[youtube http://www.youtube.com/watch?v=XFzpvIgfsVU&w=420&h=315]

[soundcloud url=”http://api.soundcloud.com/tracks/64247536″ iframe=”true” /]

[soundcloud url=”http://api.soundcloud.com/tracks/64343234″ iframe=”true” /]

Enjoy footage and audio recordings from our recent Asian Voices. It was an evening of writing inspired by the historic Brighton Pavilion and India, held at Crawley Library this past Saturday.

Despite the rain, the modern library held a sizeable local audience, with former soldiers and people of different Asian backgrounds in attendance. We were really pleased to see so many people arriving early, and quickly fill in while we had teas, coffees and biscuits and everyone go to know one another before the night had begun.

Bert Williams MBE from the Sussex Chattri group gave a lively talk about the Indian soldiers stay in Brighton during World War I, when Hindu, Muslim and Sikh Indian soldiers were treated at the Brighton Pavilion, a make-shift hospital, and their now famous letters home. This was followed by a dramatic reading from actors Rez Kabir and Richard Sumitro and Uschi Gatward, who brought to life a play based on the Indian soldiers letters, called Through the Flames by emerging Asian LGBT playwright Sonya Roy. Lastly, writer and creative writing tutor Umi Sinha read from her new historical novel in progress about Indian soldiers and a new think piece that reflected on the relationship of her Indian heritage and with this place England she calls ‘home’.

The night was presented in partnership with the Crawley Black History Month group, with support from the brilliant Crawley library service.

Here’s a review written by Sonya Roy of the event:

On Saturday evening on the 20th October at Crawley Library a wonderful event took place. INSPIRE was an evening of history and writing inspired by the Brighton Pavilion and its links with India.

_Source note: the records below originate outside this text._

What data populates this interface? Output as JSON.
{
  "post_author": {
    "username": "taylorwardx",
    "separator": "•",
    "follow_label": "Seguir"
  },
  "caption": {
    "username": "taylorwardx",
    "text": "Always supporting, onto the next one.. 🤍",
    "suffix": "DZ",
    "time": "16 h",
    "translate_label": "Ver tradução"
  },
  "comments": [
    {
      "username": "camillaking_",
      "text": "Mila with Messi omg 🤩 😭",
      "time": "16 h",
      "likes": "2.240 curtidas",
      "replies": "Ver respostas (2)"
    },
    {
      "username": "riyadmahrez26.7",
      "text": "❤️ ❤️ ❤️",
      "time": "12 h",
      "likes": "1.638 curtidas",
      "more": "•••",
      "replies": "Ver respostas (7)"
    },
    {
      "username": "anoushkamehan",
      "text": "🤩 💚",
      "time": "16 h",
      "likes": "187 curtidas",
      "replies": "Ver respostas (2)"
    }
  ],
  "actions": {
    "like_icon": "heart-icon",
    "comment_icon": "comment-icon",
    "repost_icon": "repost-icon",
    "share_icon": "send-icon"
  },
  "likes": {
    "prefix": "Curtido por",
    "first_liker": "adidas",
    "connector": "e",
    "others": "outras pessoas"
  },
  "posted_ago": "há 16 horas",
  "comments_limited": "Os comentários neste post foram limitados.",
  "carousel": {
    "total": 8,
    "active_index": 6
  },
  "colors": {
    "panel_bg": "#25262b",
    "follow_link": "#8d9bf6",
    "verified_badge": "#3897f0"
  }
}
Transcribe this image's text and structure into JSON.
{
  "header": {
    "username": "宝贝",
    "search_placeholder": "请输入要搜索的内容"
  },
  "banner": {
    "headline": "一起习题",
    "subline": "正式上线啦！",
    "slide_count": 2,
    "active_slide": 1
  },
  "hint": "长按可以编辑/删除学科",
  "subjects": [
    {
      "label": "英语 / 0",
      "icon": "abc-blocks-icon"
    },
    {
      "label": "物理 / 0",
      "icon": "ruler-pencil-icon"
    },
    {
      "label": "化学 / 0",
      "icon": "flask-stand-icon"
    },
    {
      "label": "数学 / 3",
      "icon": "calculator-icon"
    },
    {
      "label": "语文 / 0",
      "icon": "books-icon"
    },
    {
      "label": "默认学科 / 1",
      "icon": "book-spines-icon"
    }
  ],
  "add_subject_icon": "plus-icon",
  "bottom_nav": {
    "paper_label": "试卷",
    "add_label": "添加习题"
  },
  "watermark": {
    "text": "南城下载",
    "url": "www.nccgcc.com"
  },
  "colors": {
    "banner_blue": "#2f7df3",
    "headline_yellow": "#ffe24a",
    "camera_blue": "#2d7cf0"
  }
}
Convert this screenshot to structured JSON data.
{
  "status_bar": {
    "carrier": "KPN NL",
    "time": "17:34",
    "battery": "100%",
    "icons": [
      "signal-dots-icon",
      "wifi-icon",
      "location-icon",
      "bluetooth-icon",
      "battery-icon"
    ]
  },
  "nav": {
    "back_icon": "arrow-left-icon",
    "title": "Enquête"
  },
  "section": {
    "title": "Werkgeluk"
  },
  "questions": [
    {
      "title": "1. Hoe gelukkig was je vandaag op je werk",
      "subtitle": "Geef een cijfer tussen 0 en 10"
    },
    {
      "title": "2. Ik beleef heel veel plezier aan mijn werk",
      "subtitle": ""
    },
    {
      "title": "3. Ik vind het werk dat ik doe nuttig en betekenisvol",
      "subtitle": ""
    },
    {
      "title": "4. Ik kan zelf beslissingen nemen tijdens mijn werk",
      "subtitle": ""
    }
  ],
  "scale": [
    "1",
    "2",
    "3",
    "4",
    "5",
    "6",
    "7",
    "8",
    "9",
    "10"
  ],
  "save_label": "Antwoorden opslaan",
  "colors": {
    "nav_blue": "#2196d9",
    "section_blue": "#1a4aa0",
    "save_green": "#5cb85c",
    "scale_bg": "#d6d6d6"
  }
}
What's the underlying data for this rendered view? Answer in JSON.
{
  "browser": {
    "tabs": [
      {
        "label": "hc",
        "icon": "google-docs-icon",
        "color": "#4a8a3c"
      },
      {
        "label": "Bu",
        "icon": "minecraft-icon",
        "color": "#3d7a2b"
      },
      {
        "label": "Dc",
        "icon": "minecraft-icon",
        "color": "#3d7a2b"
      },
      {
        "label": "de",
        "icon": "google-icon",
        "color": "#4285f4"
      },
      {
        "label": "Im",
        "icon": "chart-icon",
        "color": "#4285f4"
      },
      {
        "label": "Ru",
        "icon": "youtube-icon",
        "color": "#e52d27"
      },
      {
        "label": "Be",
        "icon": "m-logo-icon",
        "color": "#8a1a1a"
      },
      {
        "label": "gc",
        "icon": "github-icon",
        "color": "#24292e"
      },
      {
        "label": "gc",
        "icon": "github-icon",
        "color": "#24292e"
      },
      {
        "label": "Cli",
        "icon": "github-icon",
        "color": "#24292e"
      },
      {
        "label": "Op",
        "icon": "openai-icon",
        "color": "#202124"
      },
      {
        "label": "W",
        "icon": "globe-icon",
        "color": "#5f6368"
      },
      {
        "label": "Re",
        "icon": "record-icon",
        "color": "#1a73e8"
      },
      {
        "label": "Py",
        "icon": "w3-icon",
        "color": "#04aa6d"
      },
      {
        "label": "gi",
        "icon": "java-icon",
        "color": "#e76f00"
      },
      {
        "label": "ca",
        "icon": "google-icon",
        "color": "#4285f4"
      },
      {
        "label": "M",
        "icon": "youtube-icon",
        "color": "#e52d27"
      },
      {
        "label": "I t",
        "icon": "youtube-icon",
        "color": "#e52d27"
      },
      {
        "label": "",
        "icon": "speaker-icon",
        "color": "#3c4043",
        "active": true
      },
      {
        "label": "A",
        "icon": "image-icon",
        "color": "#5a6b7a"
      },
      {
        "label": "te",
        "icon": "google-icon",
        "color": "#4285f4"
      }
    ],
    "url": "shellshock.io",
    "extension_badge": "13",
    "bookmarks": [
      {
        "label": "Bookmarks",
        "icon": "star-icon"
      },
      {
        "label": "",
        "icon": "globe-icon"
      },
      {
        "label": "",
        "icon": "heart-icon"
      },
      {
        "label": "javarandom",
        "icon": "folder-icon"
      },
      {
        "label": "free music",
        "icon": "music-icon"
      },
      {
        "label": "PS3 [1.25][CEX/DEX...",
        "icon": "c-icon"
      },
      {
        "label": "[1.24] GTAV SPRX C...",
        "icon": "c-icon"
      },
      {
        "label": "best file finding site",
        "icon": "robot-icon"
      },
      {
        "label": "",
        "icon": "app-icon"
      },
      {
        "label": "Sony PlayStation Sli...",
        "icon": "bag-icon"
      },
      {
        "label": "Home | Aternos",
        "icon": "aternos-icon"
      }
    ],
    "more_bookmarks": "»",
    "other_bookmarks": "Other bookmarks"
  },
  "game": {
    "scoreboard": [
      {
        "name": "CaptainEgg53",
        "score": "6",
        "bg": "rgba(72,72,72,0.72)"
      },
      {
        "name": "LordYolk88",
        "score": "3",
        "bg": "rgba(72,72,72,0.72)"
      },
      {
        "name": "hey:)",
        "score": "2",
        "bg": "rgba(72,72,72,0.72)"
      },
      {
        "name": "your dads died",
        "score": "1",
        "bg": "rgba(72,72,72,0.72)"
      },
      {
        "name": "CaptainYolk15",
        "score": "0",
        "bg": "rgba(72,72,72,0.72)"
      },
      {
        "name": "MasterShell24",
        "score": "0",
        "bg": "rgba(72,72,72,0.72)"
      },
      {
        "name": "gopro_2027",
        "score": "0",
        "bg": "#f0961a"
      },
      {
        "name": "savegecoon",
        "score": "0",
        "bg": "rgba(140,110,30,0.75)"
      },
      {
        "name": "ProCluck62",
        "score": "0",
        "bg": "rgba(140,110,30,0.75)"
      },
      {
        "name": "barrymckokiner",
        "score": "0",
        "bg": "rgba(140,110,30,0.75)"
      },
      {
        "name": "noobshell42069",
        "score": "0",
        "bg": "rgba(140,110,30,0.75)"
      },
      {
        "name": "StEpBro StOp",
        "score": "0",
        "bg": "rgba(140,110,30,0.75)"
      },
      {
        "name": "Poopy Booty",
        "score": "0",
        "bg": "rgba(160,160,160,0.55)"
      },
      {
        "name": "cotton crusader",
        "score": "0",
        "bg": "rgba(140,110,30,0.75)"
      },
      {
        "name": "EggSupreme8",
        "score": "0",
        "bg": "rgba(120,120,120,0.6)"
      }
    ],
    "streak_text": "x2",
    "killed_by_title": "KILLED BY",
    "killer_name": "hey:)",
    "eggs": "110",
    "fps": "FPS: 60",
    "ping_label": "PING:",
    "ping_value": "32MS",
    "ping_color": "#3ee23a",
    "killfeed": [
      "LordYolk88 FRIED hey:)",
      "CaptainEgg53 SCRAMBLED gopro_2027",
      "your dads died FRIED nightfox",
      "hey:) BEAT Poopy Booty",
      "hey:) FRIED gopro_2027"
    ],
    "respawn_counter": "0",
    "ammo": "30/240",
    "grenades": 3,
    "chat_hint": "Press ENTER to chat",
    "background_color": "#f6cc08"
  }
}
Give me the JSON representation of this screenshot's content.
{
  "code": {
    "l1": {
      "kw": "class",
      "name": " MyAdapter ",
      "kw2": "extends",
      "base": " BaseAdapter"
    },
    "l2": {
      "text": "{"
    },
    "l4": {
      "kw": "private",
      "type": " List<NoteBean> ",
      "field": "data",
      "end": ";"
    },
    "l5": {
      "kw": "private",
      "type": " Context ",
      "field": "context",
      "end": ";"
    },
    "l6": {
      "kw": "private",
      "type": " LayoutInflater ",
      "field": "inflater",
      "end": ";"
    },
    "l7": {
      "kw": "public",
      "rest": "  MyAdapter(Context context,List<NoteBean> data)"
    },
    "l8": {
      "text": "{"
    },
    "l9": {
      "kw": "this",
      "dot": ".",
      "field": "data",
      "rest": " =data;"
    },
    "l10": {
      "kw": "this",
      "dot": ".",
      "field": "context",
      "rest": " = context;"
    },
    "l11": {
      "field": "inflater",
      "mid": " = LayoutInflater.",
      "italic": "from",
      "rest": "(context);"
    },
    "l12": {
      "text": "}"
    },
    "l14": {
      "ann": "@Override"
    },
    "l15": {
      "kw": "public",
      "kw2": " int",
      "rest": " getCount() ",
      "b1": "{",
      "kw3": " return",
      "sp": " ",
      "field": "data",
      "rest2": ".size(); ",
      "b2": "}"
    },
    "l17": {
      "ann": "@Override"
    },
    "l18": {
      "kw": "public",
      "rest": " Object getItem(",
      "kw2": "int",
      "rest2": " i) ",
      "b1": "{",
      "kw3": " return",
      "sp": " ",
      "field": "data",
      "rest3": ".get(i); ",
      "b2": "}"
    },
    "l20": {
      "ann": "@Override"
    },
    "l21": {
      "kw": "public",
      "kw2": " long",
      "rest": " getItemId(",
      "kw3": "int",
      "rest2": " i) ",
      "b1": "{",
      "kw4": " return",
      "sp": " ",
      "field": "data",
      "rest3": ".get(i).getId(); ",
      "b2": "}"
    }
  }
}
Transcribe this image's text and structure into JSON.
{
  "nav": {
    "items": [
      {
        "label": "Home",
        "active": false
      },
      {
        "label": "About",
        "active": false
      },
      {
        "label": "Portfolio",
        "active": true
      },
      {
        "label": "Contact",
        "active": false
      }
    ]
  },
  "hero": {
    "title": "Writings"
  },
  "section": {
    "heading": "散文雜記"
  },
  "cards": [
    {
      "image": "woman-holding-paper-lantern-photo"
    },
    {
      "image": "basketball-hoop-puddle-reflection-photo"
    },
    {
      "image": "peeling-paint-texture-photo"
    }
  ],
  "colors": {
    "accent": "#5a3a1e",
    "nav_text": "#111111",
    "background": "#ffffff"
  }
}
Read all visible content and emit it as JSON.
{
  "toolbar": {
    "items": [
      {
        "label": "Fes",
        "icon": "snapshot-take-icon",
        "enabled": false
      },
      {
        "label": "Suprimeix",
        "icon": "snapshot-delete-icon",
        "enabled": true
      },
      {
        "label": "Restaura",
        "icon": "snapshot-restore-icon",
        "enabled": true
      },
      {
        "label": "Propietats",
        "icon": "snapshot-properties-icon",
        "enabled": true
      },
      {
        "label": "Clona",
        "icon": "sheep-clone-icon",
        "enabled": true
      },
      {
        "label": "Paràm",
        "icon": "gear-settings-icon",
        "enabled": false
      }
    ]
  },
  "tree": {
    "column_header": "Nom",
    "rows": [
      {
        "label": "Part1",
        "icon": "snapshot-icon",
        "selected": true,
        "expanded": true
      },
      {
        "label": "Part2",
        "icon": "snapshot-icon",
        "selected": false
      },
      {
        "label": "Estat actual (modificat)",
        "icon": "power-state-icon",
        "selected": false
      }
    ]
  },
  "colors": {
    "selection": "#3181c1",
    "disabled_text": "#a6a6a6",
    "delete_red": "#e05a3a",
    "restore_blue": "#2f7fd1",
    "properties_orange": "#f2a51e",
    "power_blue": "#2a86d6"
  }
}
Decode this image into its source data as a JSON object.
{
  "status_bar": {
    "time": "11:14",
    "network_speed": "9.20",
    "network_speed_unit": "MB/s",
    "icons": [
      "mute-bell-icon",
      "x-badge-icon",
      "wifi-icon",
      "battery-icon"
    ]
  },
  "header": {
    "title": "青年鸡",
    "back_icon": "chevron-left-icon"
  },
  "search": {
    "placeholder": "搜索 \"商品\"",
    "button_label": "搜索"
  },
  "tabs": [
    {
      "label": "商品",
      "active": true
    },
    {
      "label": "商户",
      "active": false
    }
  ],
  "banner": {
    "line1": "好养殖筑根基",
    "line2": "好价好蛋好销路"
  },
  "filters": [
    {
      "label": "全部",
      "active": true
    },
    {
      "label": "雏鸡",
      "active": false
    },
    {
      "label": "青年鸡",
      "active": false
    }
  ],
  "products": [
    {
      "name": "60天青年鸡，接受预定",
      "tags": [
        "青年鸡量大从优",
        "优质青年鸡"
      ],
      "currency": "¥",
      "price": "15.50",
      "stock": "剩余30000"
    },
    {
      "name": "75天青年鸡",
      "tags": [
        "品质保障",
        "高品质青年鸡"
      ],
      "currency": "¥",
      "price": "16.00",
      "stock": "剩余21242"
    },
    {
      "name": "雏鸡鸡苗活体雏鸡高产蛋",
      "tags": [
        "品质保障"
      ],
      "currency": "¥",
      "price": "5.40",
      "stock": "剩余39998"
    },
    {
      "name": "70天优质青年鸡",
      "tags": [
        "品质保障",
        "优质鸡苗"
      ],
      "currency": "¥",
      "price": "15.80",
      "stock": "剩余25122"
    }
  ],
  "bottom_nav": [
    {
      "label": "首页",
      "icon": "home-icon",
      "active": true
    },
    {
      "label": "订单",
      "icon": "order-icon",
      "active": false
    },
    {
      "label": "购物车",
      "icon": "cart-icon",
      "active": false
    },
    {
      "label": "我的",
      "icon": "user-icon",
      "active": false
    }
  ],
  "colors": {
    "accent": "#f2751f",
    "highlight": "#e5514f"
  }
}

In the early days of the first World War, many Hindu, Sikh and Muslim soldiers were bought to Brighton which had been turned into a hospital town. For nearly two years thousands of Indian soldiers were resident in what was at that time a small seaside town. And in that time there was a shortage of English men as most had joined up so there were a lot of lonely English women who were drawn to the “dusky warriors” from the East.

INSPIRE took fact and fiction and created a fusion of fact and fiction in the guise of a talk from the Chattri group and two short readings, one from a play called Through the Flames and a novel entitled Belonging. Bert Williams gave an informative talk about the Indian soldiers and their contribution to Sussex during WWI and two writers, Sonya Roy and Umi Sinha put forward their interpretation through fictional accounts of relationships forged in war.

Two London actors Rez Kabir and Richard Sumitro did an amazing reading of two of the characters from Through the Flames helping to create a haunting atmosphere that spoke of a world at war and a love that dared not be named in a racially intolerant Empire. And Umi Sinha’s book Belonging though not yet finished, will hopefully be on the shelves of Sussex Libraries when finally published.

The evening was very well attended with some and Uschi Gatward did a brilliant job of compering the evening’s educational entertainment that was so popular it overran as there so many questions and comments from the audience.

Crawley Black History Group were the hosts for the night and Amy Riley from Writing Our Legacy was the linchpin which enabled this event to happen in the first place. I really hope that this will be repeated next year with more Asian literary talent and even more history on offer.